If you’re underwater on your mortgage, you may feel like you’re just throwing money away. With your home’s potential sale value less than what you actually owe on it, you could find yourself tempted to just quit paying your mortgage, even if you can afford the monthly payments.
The decision to stop paying your mortgage, regardless of your ability to pay it, is called strategic default. The consequences of strategic default can affect your credit score long after the bank has foreclosed on your house.
You may think backing out of your mortgage will be less damaging to your personal finances than continuing to pay for a home that you’ve come to consider a bad investment. But before you commit to this radical course of action, consider these three ways strategic default can affect your credit:
It will lower your credit score.
Defaulting on a home loan can lower your score by 100 points or more, and remains on your credit report for up to seven years. A lower score and such an imposing blemish on your credit report will likely make it difficult to secure good terms or new credit, and may convince some lenders not to extend you credit at all.
It may lead to legal action.
If you think the bank will simply foreclose on your house and call everything even, you could be in for an unpleasant shock. While rules vary from state to state, it’s possible your mortgage holder could take you to court in an attempt to recover some of the money they’ll lose on your house. In some states, they are allowed to sue you years after they’ve foreclosed on your home. Then, a deficiency judgment will appear on your credit report. And you would still wind up paying for your house, even though you would no longer be living in it.
It may affect your taxes.
Again, rules vary from state to state, but defaulting on your mortgage may have property and income tax repercussions as well. Before you make a decision, talk with an attorney, accountant and tax professional about any unforeseen consequences of strategic default.
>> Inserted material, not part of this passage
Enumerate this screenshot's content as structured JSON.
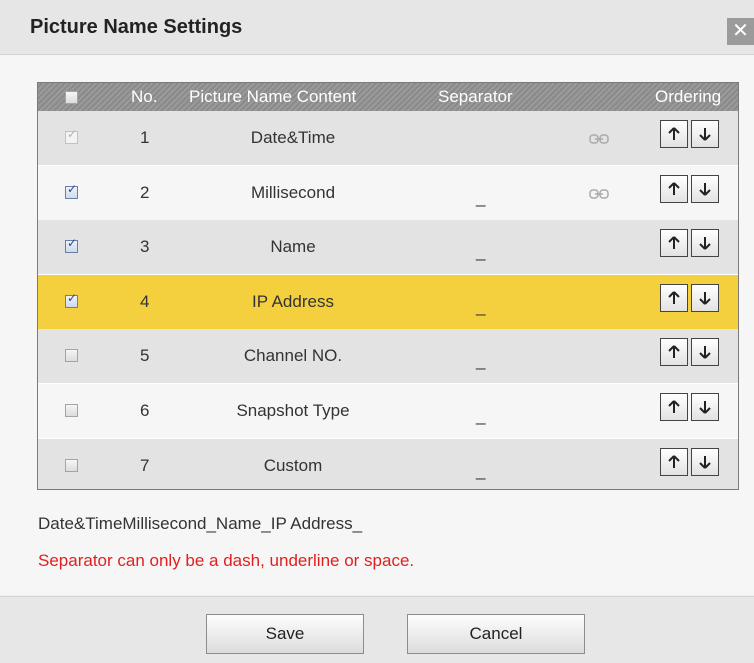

And be sure to explore all your options – from refinancing your home and renegotiating your current loan to short sale – before you make a decision that will have long-term repercussions for your credit.